On the other hand, many of the stars that do not have currently detectable giant planets could have habitable-zone planets. But even when rocky planets are located in the right place, will they have the "right stuff" for the evolution and long term survival of animal-like life? There are many "Rare Earth" factors (such as planet mass, abundance of water and carbon, plate tectonics, etc.) that may play important and even critical roles in allowing the apparently difficult transition from slime to civilization.
As is the case in the solar system, animal-like life is probably uncommon in the cosmos. This might even be the case for microbes: how can scientists agree that microbial life is common in our celestial neighborhood when there is no data? Even the simplest life is extraordinarily complicated and until we find solid evidence for life elsewhere, the frequency of life will unfortunately be guesswork. We can predict that some planetary bodies will provide life-supporting conditions, but no one can predict that life will form.
Frank Drake: Only about 5 percent of the stars that have been studied sufficiently have hot Jupiters or Jupiters in elliptical orbits. The other 95 percent of the stars studied do not have hot Jupiters, and just what they have is still an open question. The latest discoveries, which depend on observations over a decade or more, are finding solar system analogs. This suggests that 95 percent of the stars- - for which the answers are not yet in -- could be similar to our own system. This is reason for optimism among those who expect solar system analogs to be abundant.
David Grinspoon: I think it is a mistake to look at the many specific peculiarities of Earth's biosphere, and how unlikely such a combination of characteristics seems, and to then conclude that complex life is rare. This argument can only be used to justify the conclusion that planets exactly like Earth, with life exactly like Earth-life, are rare.
My cat "Wookie" survived life as a near-starving alley cat and wound up as a beloved house cat through an unlikely series of biographical accidents, which I won't take up space describing but, trust me, given all of the incredible things that had to happen in just the right way, it is much more likely that there would be no Wookie than Wookie. From this I do not conclude that there are no other cats (The Rare Cat Hypothesis), only that there are no other cats exactly like Wookie.
Life has evolved together with the Earth. Life is opportunistic. The biosphere has taken advantage of the myriad strange idiosyncrasies that our planet has to offer. Not only that, life has created many of Earth’s weird qualities.

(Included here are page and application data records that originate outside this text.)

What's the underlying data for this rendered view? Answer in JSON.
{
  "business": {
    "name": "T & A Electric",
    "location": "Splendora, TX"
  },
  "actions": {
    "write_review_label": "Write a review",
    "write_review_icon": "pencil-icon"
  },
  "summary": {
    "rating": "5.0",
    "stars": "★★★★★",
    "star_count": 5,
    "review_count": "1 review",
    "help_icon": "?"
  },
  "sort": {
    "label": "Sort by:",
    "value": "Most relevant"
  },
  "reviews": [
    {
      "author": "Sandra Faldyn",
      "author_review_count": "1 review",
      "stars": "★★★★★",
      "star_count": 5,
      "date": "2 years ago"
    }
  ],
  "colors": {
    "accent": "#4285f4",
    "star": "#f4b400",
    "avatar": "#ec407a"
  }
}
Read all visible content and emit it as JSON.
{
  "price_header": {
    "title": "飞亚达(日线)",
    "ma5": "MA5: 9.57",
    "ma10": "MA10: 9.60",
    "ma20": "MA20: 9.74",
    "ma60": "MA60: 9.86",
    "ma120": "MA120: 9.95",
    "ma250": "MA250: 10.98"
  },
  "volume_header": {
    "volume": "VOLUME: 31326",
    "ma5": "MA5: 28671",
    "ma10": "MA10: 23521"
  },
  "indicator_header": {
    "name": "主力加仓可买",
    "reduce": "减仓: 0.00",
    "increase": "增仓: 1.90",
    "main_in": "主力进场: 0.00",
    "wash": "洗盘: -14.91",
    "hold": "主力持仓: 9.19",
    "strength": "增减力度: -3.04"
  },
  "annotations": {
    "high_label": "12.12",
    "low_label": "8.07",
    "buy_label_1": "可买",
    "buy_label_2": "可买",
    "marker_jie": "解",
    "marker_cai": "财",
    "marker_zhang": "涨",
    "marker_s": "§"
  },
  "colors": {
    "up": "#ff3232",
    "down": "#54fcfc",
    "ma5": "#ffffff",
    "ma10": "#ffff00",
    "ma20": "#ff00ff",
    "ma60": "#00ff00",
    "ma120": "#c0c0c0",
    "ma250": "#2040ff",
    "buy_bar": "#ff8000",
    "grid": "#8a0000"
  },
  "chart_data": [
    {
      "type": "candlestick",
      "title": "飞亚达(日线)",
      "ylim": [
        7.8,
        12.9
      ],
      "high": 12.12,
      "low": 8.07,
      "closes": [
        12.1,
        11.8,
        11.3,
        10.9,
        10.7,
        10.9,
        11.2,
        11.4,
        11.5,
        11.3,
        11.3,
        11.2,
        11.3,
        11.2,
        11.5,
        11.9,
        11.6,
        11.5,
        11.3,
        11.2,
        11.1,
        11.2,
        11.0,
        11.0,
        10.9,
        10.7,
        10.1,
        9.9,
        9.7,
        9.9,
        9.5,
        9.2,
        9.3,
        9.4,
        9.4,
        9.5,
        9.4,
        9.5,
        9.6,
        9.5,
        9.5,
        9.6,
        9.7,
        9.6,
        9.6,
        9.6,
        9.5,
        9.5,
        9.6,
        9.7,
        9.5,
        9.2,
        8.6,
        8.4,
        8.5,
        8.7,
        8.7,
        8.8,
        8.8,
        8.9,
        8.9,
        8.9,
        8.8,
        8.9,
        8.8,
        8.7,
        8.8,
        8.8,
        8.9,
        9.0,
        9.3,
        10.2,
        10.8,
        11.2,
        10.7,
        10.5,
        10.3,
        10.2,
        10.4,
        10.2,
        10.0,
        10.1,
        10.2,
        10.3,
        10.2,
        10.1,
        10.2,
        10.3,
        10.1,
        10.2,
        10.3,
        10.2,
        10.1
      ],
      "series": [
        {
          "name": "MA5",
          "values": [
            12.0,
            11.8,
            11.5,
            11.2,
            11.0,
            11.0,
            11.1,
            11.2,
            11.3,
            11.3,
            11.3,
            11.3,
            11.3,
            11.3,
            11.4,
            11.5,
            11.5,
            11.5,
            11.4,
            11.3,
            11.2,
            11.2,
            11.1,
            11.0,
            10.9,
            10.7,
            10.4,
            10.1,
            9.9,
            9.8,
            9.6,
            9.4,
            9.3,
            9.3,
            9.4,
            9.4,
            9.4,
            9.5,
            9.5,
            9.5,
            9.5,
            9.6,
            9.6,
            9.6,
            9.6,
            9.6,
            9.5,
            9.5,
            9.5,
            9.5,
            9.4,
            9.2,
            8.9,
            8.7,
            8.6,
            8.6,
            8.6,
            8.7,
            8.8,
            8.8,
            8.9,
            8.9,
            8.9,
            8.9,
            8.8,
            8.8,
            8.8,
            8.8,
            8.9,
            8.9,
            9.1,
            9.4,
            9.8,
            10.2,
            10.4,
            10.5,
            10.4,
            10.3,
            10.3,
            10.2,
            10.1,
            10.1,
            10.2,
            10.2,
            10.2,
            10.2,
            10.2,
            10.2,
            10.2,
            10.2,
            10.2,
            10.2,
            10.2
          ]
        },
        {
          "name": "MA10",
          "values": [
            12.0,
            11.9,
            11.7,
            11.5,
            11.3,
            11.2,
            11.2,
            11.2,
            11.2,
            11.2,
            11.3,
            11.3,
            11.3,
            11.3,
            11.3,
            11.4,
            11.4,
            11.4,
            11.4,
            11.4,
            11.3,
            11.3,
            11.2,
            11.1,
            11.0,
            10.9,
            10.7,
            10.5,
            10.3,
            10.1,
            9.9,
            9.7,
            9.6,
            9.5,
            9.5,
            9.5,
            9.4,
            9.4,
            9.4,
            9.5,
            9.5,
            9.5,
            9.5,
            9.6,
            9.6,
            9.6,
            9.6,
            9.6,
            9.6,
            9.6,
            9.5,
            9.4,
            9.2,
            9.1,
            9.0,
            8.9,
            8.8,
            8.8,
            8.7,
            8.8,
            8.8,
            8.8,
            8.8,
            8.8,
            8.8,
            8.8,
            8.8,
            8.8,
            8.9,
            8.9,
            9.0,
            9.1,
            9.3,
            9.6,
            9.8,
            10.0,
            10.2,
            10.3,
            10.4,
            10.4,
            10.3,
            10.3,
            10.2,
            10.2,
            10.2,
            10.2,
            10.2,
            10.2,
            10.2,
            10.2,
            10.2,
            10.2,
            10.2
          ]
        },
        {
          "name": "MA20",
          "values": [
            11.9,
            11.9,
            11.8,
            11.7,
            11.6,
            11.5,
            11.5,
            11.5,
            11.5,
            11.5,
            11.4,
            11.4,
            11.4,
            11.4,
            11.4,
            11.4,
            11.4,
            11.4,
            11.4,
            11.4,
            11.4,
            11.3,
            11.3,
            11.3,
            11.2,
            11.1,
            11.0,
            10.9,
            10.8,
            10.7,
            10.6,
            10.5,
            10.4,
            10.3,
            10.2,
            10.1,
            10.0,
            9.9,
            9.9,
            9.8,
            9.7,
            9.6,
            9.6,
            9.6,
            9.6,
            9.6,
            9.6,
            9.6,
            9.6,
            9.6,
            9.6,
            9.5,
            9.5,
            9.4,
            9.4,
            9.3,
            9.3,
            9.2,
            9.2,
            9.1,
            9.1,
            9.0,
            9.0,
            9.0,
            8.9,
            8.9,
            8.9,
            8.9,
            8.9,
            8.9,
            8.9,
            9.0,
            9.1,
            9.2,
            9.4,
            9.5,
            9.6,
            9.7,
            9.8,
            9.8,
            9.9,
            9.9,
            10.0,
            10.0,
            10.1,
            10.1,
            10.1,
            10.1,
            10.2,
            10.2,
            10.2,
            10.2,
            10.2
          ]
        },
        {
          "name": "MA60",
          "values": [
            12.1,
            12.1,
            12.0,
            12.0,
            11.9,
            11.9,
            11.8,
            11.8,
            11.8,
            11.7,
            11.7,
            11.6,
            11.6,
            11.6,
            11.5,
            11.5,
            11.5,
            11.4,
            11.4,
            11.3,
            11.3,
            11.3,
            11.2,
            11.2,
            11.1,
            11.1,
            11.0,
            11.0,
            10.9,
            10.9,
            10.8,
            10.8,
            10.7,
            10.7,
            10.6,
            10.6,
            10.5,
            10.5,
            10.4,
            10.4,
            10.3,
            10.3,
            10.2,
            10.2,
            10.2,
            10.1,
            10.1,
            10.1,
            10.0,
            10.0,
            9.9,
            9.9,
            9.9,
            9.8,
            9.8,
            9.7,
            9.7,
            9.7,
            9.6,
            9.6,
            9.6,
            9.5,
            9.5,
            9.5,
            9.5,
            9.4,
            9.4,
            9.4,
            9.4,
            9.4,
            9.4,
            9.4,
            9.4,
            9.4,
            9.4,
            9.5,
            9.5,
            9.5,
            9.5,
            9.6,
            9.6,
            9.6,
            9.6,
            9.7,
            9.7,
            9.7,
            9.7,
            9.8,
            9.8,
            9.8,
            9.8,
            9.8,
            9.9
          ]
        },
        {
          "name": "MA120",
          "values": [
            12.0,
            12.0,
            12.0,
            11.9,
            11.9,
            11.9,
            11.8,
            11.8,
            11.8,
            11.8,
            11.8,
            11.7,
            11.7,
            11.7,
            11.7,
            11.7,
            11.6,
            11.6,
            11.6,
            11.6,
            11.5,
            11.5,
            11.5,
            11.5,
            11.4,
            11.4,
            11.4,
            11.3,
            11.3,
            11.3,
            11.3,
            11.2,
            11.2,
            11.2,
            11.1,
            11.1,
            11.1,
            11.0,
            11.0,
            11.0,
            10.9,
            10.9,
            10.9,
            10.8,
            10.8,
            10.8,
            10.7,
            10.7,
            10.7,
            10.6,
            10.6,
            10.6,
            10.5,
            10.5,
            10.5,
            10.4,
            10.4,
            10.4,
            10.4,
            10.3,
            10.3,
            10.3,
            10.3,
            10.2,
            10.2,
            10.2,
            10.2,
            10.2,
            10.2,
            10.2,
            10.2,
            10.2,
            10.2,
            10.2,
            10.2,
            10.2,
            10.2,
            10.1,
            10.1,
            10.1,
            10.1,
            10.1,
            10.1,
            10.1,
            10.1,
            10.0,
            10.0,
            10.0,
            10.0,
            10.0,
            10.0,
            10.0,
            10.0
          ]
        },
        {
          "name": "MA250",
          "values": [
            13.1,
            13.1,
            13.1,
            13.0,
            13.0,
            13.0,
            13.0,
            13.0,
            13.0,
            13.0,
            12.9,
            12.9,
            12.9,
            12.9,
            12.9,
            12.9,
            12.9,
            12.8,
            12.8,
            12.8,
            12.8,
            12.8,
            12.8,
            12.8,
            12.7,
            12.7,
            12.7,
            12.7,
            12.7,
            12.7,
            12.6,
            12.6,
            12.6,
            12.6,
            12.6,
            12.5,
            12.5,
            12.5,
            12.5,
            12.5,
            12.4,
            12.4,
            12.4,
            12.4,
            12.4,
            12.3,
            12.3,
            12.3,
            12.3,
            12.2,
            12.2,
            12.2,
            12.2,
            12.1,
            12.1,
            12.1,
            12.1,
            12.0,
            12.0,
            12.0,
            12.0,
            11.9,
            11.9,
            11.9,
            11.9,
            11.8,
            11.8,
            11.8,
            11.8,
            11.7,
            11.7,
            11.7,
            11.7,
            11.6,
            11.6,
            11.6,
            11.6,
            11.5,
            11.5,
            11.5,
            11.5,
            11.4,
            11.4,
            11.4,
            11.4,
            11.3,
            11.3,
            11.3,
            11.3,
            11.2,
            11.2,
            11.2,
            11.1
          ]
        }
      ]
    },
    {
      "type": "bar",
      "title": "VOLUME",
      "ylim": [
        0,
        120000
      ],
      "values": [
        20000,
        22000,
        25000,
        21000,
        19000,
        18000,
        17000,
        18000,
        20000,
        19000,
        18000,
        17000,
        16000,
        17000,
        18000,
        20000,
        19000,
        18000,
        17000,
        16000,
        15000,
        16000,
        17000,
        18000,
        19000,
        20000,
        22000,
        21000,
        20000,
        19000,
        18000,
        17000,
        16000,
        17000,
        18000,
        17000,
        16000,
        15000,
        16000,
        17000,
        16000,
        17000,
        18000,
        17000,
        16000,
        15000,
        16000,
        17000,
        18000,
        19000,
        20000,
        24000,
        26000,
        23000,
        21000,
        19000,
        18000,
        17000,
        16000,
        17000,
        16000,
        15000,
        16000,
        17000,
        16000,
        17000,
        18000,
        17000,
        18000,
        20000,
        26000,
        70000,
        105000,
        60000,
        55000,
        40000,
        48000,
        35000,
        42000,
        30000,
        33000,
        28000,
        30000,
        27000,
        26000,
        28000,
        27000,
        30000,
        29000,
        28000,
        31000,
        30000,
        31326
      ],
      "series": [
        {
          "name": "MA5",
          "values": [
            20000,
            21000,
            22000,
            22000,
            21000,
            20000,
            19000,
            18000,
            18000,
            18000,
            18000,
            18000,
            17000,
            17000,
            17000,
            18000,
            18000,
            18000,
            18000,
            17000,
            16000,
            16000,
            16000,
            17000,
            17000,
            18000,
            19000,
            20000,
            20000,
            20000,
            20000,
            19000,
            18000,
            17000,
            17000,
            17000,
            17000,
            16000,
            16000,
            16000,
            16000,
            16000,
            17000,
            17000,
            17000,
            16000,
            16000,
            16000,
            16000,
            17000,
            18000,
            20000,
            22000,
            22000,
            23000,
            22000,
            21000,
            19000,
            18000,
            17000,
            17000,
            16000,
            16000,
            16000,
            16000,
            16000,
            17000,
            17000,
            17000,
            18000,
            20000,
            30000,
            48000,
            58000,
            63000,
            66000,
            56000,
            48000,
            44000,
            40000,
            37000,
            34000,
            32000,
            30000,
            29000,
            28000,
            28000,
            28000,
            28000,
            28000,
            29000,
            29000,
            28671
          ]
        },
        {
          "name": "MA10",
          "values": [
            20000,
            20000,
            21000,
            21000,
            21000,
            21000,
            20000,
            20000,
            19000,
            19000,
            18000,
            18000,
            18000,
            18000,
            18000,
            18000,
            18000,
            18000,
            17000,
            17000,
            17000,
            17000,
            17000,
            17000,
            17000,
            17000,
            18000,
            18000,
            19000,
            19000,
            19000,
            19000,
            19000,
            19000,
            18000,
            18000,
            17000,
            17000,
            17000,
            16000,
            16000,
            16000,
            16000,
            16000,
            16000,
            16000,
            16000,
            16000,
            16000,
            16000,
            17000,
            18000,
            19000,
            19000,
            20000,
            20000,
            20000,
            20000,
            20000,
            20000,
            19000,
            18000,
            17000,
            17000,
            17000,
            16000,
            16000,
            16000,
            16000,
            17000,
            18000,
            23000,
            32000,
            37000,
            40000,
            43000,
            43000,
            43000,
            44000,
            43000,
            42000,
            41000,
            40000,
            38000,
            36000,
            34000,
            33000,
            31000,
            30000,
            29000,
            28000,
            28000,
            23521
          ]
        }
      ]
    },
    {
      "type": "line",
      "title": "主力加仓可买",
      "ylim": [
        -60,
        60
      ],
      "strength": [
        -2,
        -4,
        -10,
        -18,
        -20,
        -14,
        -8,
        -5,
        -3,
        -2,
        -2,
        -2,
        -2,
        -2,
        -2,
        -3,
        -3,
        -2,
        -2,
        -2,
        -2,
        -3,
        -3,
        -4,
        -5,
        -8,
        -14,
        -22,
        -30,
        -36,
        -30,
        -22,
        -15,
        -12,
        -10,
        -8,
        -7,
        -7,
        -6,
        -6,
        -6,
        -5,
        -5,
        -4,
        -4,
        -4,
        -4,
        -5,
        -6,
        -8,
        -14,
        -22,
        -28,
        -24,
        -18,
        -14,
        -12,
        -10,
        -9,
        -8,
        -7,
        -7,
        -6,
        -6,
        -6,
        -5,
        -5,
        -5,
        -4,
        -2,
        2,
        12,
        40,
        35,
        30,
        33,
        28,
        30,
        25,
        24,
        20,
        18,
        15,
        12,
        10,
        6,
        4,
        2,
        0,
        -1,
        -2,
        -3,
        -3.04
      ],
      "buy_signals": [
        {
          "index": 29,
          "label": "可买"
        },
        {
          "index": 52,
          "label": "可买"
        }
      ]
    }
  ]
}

So it is easy to look at our biosphere, and the way it so cleverly exploits Earth’s peculiar features, and conclude that this is the best of all possible worlds; that only on such a world could complex life evolve. My bet is that many other worlds, with their own peculiar characteristics and histories, co-evolve their own biospheres. The complex creatures on those worlds, upon first developing intelligence and science, would observe how incredibly well adapted life is to the many unique features of their home world. They might naively assume that these qualities, very different from Earth’s, are the only ones that can breed complexity.